Data about app and page elements:

***

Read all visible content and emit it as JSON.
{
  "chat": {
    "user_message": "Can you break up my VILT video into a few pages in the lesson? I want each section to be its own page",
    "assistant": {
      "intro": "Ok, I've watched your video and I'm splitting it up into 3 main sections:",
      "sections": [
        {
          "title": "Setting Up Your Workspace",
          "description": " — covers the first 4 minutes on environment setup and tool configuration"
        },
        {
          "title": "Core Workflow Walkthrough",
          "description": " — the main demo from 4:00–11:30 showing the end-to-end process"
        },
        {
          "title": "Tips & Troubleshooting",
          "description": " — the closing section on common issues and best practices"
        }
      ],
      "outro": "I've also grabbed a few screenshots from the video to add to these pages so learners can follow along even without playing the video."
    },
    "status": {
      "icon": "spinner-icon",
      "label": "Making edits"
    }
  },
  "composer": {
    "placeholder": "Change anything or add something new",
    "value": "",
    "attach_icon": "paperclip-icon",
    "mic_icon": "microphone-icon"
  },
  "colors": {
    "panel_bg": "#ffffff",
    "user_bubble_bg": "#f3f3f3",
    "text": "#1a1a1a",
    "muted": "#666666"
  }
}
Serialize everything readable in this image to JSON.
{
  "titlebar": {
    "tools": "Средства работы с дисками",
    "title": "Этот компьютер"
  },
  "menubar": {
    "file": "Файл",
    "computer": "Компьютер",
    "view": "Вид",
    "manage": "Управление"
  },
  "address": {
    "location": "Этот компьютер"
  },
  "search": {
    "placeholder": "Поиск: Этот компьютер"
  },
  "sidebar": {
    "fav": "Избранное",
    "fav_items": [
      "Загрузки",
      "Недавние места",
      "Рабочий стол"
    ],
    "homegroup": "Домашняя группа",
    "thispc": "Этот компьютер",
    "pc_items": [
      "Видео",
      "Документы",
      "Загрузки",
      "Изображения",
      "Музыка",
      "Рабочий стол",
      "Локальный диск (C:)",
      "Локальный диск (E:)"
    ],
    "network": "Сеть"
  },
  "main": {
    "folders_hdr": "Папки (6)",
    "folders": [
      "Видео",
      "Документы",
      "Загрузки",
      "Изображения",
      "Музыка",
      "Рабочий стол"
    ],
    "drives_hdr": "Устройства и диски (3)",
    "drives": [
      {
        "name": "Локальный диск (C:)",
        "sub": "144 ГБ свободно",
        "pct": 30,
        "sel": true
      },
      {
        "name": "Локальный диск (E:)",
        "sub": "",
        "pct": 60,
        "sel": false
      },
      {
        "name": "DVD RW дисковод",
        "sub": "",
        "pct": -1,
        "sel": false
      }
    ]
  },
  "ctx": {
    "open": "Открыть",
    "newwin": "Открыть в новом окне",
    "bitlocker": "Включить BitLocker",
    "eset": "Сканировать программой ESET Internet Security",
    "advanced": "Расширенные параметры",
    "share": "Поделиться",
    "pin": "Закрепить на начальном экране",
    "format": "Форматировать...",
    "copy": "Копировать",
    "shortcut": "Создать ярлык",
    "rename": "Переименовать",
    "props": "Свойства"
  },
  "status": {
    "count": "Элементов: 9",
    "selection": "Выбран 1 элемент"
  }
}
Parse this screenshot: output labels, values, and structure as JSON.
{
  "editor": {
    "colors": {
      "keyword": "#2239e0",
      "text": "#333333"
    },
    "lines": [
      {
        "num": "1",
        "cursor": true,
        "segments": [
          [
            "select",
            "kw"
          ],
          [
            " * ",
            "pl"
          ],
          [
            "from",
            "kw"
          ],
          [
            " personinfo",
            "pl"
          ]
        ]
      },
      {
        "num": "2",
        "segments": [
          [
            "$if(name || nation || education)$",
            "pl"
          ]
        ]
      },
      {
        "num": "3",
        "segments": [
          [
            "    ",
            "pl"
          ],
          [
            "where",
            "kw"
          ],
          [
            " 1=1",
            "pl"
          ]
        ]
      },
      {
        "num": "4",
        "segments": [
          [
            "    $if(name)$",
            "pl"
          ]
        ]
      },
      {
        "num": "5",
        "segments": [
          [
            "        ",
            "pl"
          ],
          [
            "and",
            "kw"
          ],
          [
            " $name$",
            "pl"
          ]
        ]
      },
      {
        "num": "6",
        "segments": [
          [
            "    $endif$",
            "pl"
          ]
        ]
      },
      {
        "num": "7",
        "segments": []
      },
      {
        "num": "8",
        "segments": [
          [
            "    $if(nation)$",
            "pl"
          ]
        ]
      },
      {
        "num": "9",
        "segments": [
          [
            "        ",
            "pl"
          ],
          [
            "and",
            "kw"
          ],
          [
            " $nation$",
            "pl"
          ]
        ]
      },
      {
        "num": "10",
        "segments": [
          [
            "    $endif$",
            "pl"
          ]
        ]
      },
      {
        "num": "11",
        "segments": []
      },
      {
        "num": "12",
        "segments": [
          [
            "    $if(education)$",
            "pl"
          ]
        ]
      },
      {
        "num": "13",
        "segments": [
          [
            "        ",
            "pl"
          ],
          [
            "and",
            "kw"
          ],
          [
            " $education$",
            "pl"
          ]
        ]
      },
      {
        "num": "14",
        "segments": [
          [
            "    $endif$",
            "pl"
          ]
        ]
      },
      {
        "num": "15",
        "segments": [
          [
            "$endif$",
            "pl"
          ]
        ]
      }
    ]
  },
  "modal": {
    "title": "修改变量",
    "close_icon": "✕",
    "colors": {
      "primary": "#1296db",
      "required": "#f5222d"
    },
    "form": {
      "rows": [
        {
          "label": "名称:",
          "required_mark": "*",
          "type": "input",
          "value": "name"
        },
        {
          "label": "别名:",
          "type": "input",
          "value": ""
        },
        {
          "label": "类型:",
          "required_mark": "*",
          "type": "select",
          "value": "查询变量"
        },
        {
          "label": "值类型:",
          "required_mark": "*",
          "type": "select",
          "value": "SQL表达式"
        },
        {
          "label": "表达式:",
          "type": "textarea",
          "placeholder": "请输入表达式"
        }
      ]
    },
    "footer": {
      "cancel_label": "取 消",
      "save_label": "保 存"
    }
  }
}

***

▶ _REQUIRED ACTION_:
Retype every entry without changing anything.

▶ _TASK RESULT_:
Read all visible content and emit it as JSON.
{
  "chat": {
    "user_message": "Can you break up my VILT video into a few pages in the lesson? I want each section to be its own page",
    "assistant": {
      "intro": "Ok, I've watched your video and I'm splitting it up into 3 main sections:",
      "sections": [
        {
          "title": "Setting Up Your Workspace",
          "description": " — covers the first 4 minutes on environment setup and tool configuration"
        },
        {
          "title": "Core Workflow Walkthrough",
          "description": " — the main demo from 4:00–11:30 showing the end-to-end process"
        },
        {
          "title": "Tips & Troubleshooting",
          "description": " — the closing section on common issues and best practices"
        }
      ],
      "outro": "I've also grabbed a few screenshots from the video to add to these pages so learners can follow along even without playing the video."
    },
    "status": {
      "icon": "spinner-icon",
      "label": "Making edits"
    }
  },
  "composer": {
    "placeholder": "Change anything or add something new",
    "value": "",
    "attach_icon": "paperclip-icon",
    "mic_icon": "microphone-icon"
  },
  "colors": {
    "panel_bg": "#ffffff",
    "user_bubble_bg": "#f3f3f3",
    "text": "#1a1a1a",
    "muted": "#666666"
  }
}
Serialize everything readable in this image to JSON.
{
  "titlebar": {
    "tools": "Средства работы с дисками",
    "title": "Этот компьютер"
  },
  "menubar": {
    "file": "Файл",
    "computer": "Компьютер",
    "view": "Вид",
    "manage": "Управление"
  },
  "address": {
    "location": "Этот компьютер"
  },
  "search": {
    "placeholder": "Поиск: Этот компьютер"
  },
  "sidebar": {
    "fav": "Избранное",
    "fav_items": [
      "Загрузки",
      "Недавние места",
      "Рабочий стол"
    ],
    "homegroup": "Домашняя группа",
    "thispc": "Этот компьютер",
    "pc_items": [
      "Видео",
      "Документы",
      "Загрузки",
      "Изображения",
      "Музыка",
      "Рабочий стол",
      "Локальный диск (C:)",
      "Локальный диск (E:)"
    ],
    "network": "Сеть"
  },
  "main": {
    "folders_hdr": "Папки (6)",
    "folders": [
      "Видео",
      "Документы",
      "Загрузки",
      "Изображения",
      "Музыка",
      "Рабочий стол"
    ],
    "drives_hdr": "Устройства и диски (3)",
    "drives": [
      {
        "name": "Локальный диск (C:)",
        "sub": "144 ГБ свободно",
        "pct": 30,
        "sel": true
      },
      {
        "name": "Локальный диск (E:)",
        "sub": "",
        "pct": 60,
        "sel": false
      },
      {
        "name": "DVD RW дисковод",
        "sub": "",
        "pct": -1,
        "sel": false
      }
    ]
  },
  "ctx": {
    "open": "Открыть",
    "newwin": "Открыть в новом окне",
    "bitlocker": "Включить BitLocker",
    "eset": "Сканировать программой ESET Internet Security",
    "advanced": "Расширенные параметры",
    "share": "Поделиться",
    "pin": "Закрепить на начальном экране",
    "format": "Форматировать...",
    "copy": "Копировать",
    "shortcut": "Создать ярлык",
    "rename": "Переименовать",
    "props": "Свойства"
  },
  "status": {
    "count": "Элементов: 9",
    "selection": "Выбран 1 элемент"
  }
}
Parse this screenshot: output labels, values, and structure as JSON.
{
  "editor": {
    "colors": {
      "keyword": "#2239e0",
      "text": "#333333"
    },
    "lines": [
      {
        "num": "1",
        "cursor": true,
        "segments": [
          [
            "select",
            "kw"
          ],
          [
            " * ",
            "pl"
          ],
          [
            "from",
            "kw"
          ],
          [
            " personinfo",
            "pl"
          ]
        ]
      },
      {
        "num": "2",
        "segments": [
          [
            "$if(name || nation || education)$",
            "pl"
          ]
        ]
      },
      {
        "num": "3",
        "segments": [
          [
            "    ",
            "pl"
          ],
          [
            "where",
            "kw"
          ],
          [
            " 1=1",
            "pl"
          ]
        ]
      },
      {
        "num": "4",
        "segments": [
          [
            "    $if(name)$",
            "pl"
          ]
        ]
      },
      {
        "num": "5",
        "segments": [
          [
            "        ",
            "pl"
          ],
          [
            "and",
            "kw"
          ],
          [
            " $name$",
            "pl"
          ]
        ]
      },
      {
        "num": "6",
        "segments": [
          [
            "    $endif$",
            "pl"
          ]
        ]
      },
      {
        "num": "7",
        "segments": []
      },
      {
        "num": "8",
        "segments": [
          [
            "    $if(nation)$",
            "pl"
          ]
        ]
      },
      {
        "num": "9",
        "segments": [
          [
            "        ",
            "pl"
          ],
          [
            "and",
            "kw"
          ],
          [
            " $nation$",
            "pl"
          ]
        ]
      },
      {
        "num": "10",
        "segments": [
          [
            "    $endif$",
            "pl"
          ]
        ]
      },
      {
        "num": "11",
        "segments": []
      },
      {
        "num": "12",
        "segments": [
          [
            "    $if(education)$",
            "pl"
          ]
        ]
      },
      {
        "num": "13",
        "segments": [
          [
            "        ",
            "pl"
          ],
          [
            "and",
            "kw"
          ],
          [
            " $education$",
            "pl"
          ]
        ]
      },
      {
        "num": "14",
        "segments": [
          [
            "    $endif$",
            "pl"
          ]
        ]
      },
      {
        "num": "15",
        "segments": [
          [
            "$endif$",
            "pl"
          ]
        ]
      }
    ]
  },
  "modal": {
    "title": "修改变量",
    "close_icon": "✕",
    "colors": {
      "primary": "#1296db",
      "required": "#f5222d"
    },
    "form": {
      "rows": [
        {
          "label": "名称:",
          "required_mark": "*",
          "type": "input",
          "value": "name"
        },
        {
          "label": "别名:",
          "type": "input",
          "value": ""
        },
        {
          "label": "类型:",
          "required_mark": "*",
          "type": "select",
          "value": "查询变量"
        },
        {
          "label": "值类型:",
          "required_mark": "*",
          "type": "select",
          "value": "SQL表达式"
        },
        {
          "label": "表达式:",
          "type": "textarea",
          "placeholder": "请输入表达式"
        }
      ]
    },
    "footer": {
      "cancel_label": "取 消",
      "save_label": "保 存"
    }
  }
}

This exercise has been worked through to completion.